# Parallel Computing Theory

CS 441 Lecture, Dr. Lawlor

Fact: Amdahl's Law limits the speedup of a partially parallelized program to 1/F, where F is the fraction of the program's runtime that is still sequential, even assuming everything else is so parallel it takes no time at all.
speedup = old time / new time = sequential time / parallel time
= 1 / ( F + (1-F)/P ) => 1/F     (as number of processors P approaches infinity)

Question: what fraction of real programs MUST be sequential?  I claim it's only a vanishingly small amount--the user interface probably should be sequential in places, since there's only one user (one mouse, one button).  So Amdahl's law is in some sense true but useless--if the sequential part of the code is a 2-ns button click, a 2-second program has F=1/billion, so the speedup is limited to one billion.  Big deal!

However, it really takes programming effort to parallelize some parts of the program--some algorithms are sequential (you need new algorithms), some hardware like I/O is sequential (you need better hardware), etc.

Mathematically, since
F proportional to 1/pain
then Ahmdal's law really says
speedup is proportional to pain

Which is both a true and useful statement.

## I/O Performance

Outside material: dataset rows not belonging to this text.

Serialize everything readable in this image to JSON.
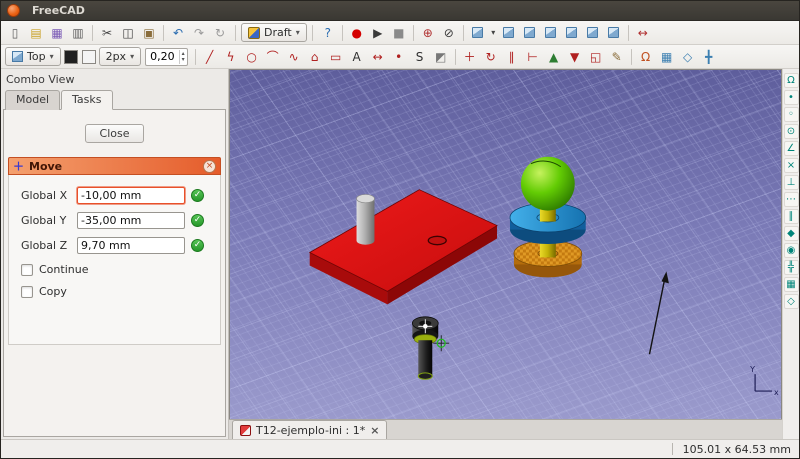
{
  "titlebar": {
    "title": "FreeCAD"
  },
  "toolbar_main": {
    "workbench": {
      "label": "Draft",
      "arrow": "▾"
    },
    "icons": [
      {
        "name": "new-document-button",
        "glyph": "▯",
        "color": "#5f5f5f"
      },
      {
        "name": "open-document-button",
        "glyph": "▤",
        "color": "#c9a227"
      },
      {
        "name": "save-document-button",
        "glyph": "▦",
        "color": "#7a5ab5"
      },
      {
        "name": "print-button",
        "glyph": "▥",
        "color": "#5f5f5f"
      },
      {
        "type": "sep"
      },
      {
        "name": "cut-button",
        "glyph": "✂",
        "color": "#444444"
      },
      {
        "name": "copy-button",
        "glyph": "◫",
        "color": "#444444"
      },
      {
        "name": "paste-button",
        "glyph": "▣",
        "color": "#8a6d3b"
      },
      {
        "type": "sep"
      },
      {
        "name": "undo-button",
        "glyph": "↶",
        "color": "#2a6cb0"
      },
      {
        "name": "redo-button",
        "glyph": "↷",
        "color": "#9a9a9a"
      },
      {
        "name": "refresh-button",
        "glyph": "↻",
        "color": "#9a9a9a"
      }
    ],
    "icons_right": [
      {
        "name": "whatsthis-button",
        "glyph": "?",
        "color": "#2a6cb0"
      },
      {
        "type": "sep"
      },
      {
        "name": "macro-record-button",
        "glyph": "●",
        "color": "#d40000"
      },
      {
        "name": "macro-execute-button",
        "glyph": "▶",
        "color": "#3a3a3a"
      },
      {
        "name": "macro-stop-button",
        "glyph": "■",
        "color": "#8a8a8a"
      },
      {
        "type": "sep"
      },
      {
        "name": "view-fit-all-button",
        "glyph": "⊕",
        "color": "#b03030"
      },
      {
        "name": "view-draw-style-button",
        "glyph": "⊘",
        "color": "#3a3a3a"
      },
      {
        "type": "sep"
      },
      {
        "name": "view-isometric-button",
        "type": "cube"
      },
      {
        "name": "view-menu-arrow",
        "glyph": "▾",
        "type": "narrow",
        "color": "#444444"
      },
      {
        "name": "view-front-button",
        "type": "cube"
      },
      {
        "name": "view-top-button",
        "type": "cube"
      },
      {
        "name": "view-right-button",
        "type": "cube"
      },
      {
        "name": "view-rear-button",
        "type": "cube"
      },
      {
        "name": "view-bottom-button",
        "type": "cube"
      },
      {
        "name": "view-left-button",
        "type": "cube"
      },
      {
        "type": "sep"
      },
      {
        "name": "measure-distance-button",
        "glyph": "↔",
        "color": "#b03030"
      }
    ]
  },
  "toolbar_draft": {
    "working_plane": {
      "label": "Top",
      "arrow": "▾"
    },
    "line_width": {
      "label": "2px",
      "arrow": "▾"
    },
    "snap_spinner": {
      "value": "0,20",
      "up": "▴",
      "down": "▾"
    },
    "icons": [
      {
        "type": "sep"
      },
      {
        "name": "draft-line-button",
        "glyph": "╱",
        "color": "#b02020"
      },
      {
        "name": "draft-polyline-button",
        "glyph": "ϟ",
        "color": "#b02020"
      },
      {
        "name": "draft-circle-button",
        "glyph": "○",
        "color": "#b02020"
      },
      {
        "name": "draft-arc-button",
        "glyph": "⌒",
        "color": "#b02020"
      },
      {
        "name": "draft-bspline-button",
        "glyph": "∿",
        "color": "#b02020"
      },
      {
        "name": "draft-polygon-button",
        "glyph": "⌂",
        "color": "#b02020"
      },
      {
        "name": "draft-rectangle-button",
        "glyph": "▭",
        "color": "#b02020"
      },
      {
        "name": "draft-text-button",
        "glyph": "A",
        "color": "#303030"
      },
      {
        "name": "draft-dimension-button",
        "glyph": "↔",
        "color": "#b02020"
      },
      {
        "name": "draft-point-button",
        "glyph": "•",
        "color": "#b02020"
      },
      {
        "name": "draft-shapestring-button",
        "glyph": "S",
        "color": "#303030"
      },
      {
        "name": "draft-facebinder-button",
        "glyph": "◩",
        "color": "#777777"
      },
      {
        "type": "sep"
      },
      {
        "name": "draft-move-button",
        "glyph": "＋",
        "color": "#b02020"
      },
      {
        "name": "draft-rotate-button",
        "glyph": "↻",
        "color": "#b02020"
      },
      {
        "name": "draft-offset-button",
        "glyph": "∥",
        "color": "#b02020"
      },
      {
        "name": "draft-trimex-button",
        "glyph": "⊢",
        "color": "#b02020"
      },
      {
        "name": "draft-upgrade-button",
        "glyph": "▲",
        "color": "#2e7d32"
      },
      {
        "name": "draft-downgrade-button",
        "glyph": "▼",
        "color": "#b02020"
      },
      {
        "name": "draft-scale-button",
        "glyph": "◱",
        "color": "#b02020"
      },
      {
        "name": "draft-edit-button",
        "glyph": "✎",
        "color": "#8a6d3b"
      },
      {
        "type": "sep"
      },
      {
        "name": "snap-lock-button",
        "glyph": "Ω",
        "color": "#c05020"
      },
      {
        "name": "toggle-grid-button",
        "glyph": "▦",
        "color": "#3c7fb1"
      },
      {
        "name": "working-plane-button",
        "glyph": "◇",
        "color": "#3c7fb1"
      },
      {
        "name": "toggle-ortho-button",
        "glyph": "╋",
        "color": "#3c7fb1"
      }
    ]
  },
  "combo_view": {
    "dock_title": "Combo View",
    "tabs": [
      {
        "name": "tab-model",
        "label": "Model"
      },
      {
        "name": "tab-tasks",
        "label": "Tasks",
        "type": "active"
      }
    ],
    "close_button_label": "Close",
    "task": {
      "title": "Move",
      "icon_glyph": "＋",
      "close_glyph": "×",
      "check_glyph": "✓",
      "fields": [
        {
          "name": "global-x-field",
          "label": "Global X",
          "value": "-10,00 mm",
          "type": "focused"
        },
        {
          "name": "global-y-field",
          "label": "Global Y",
          "value": "-35,00 mm"
        },
        {
          "name": "global-z-field",
          "label": "Global Z",
          "value": "9,70 mm"
        }
      ],
      "checkboxes": [
        {
          "name": "continue-checkbox",
          "label": "Continue",
          "checked": false
        },
        {
          "name": "copy-checkbox",
          "label": "Copy",
          "checked": false
        }
      ]
    }
  },
  "right_toolbar": {
    "icons": [
      {
        "name": "snap-lock-toggle",
        "glyph": "Ω"
      },
      {
        "name": "snap-endpoint-toggle",
        "glyph": "•"
      },
      {
        "name": "snap-midpoint-toggle",
        "glyph": "◦"
      },
      {
        "name": "snap-center-toggle",
        "glyph": "⊙"
      },
      {
        "name": "snap-angle-toggle",
        "glyph": "∠"
      },
      {
        "name": "snap-intersection-toggle",
        "glyph": "×"
      },
      {
        "name": "snap-perpendicular-toggle",
        "glyph": "⊥"
      },
      {
        "name": "snap-extension-toggle",
        "glyph": "⋯"
      },
      {
        "name": "snap-parallel-toggle",
        "glyph": "∥"
      },
      {
        "name": "snap-special-toggle",
        "glyph": "◆"
      },
      {
        "name": "snap-near-toggle",
        "glyph": "◉"
      },
      {
        "name": "snap-ortho-toggle",
        "glyph": "╬"
      },
      {
        "name": "snap-grid-toggle",
        "glyph": "▦"
      },
      {
        "name": "snap-working-plane-toggle",
        "glyph": "◇"
      }
    ]
  },
  "viewport": {
    "doc_tab": {
      "label": "T12-ejemplo-ini : 1*",
      "close_glyph": "×"
    },
    "axis": {
      "x_label": "x",
      "y_label": "Y"
    }
  },
  "statusbar": {
    "measurement": "105.01 x 64.53 mm"
  },
  "colors": {
    "accent_orange": "#e8502a",
    "task_header": "#e96434",
    "valid_green": "#2fa832",
    "viewport_top": "#5e5e9c",
    "viewport_bottom": "#9a9acc",
    "object_red": "#d81414",
    "object_blue": "#2b9ad8",
    "object_green": "#5ec802",
    "object_yellow": "#d8c410",
    "object_orange": "#d88d1d"
  }
}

One recurring problem in parallel computing is I/O: talking to the disk, network, or output devices.  Oddly, most real hardware has wildly different latency (time for one individual operation) and bandwidth (total bytes per second)--you might expect latency = 1/bandwidth, but in practice that first byte is way more expensive than the next bytes.  For example, loading a single byte from RAM requires the whole row to be addressed and sensed, so reading adjacent bytes gets much cheaper.  Sending one byte over the network requires an entire packet, so sending multiple bytes at once decreases the cost substantially.

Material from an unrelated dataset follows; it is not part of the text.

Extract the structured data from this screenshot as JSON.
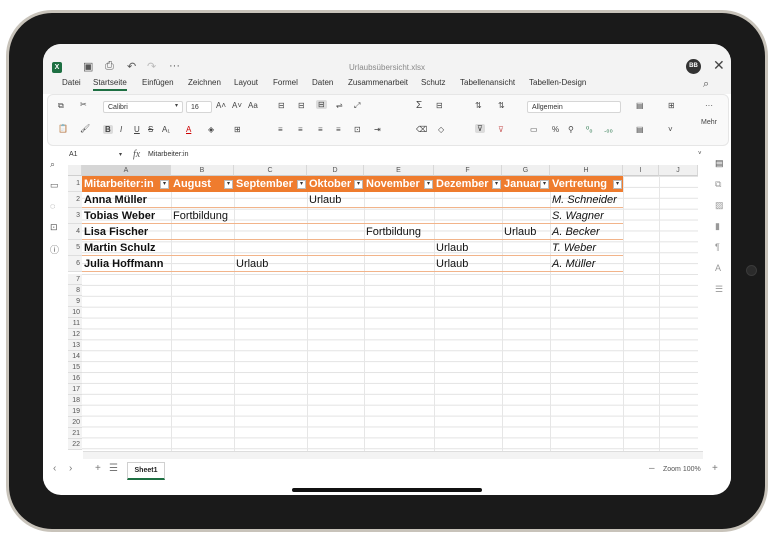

 Storage Device Latency (sec/request) Requests/sec Bandwidth (bytes/sec) Source Floppy Drive 500ms 2 5KB/s - Horrible Hazy memories Modem 100ms (round trip) 10 5KB/s - Horrible " DVD-ROM 150ms (seek time) 8 5MB/s - Sad Experiment (in class) Flash Drive 0.5ms 2000 13MB/s - Sad Experiment (USB flashdrive) Hard Disk 10ms 100 50MB/s - Decent Experiment (laptop hard drive) Gigabit Ethernet 100us 10,000 100MB/s - Decent Experiment (powerwall) RAM 50ns 20 million 2GB/s - Great Experiment (netrun Pentium 4) Cache 1ns 1 billion 4GB/s - Great Experiment (netrun Pentium 4)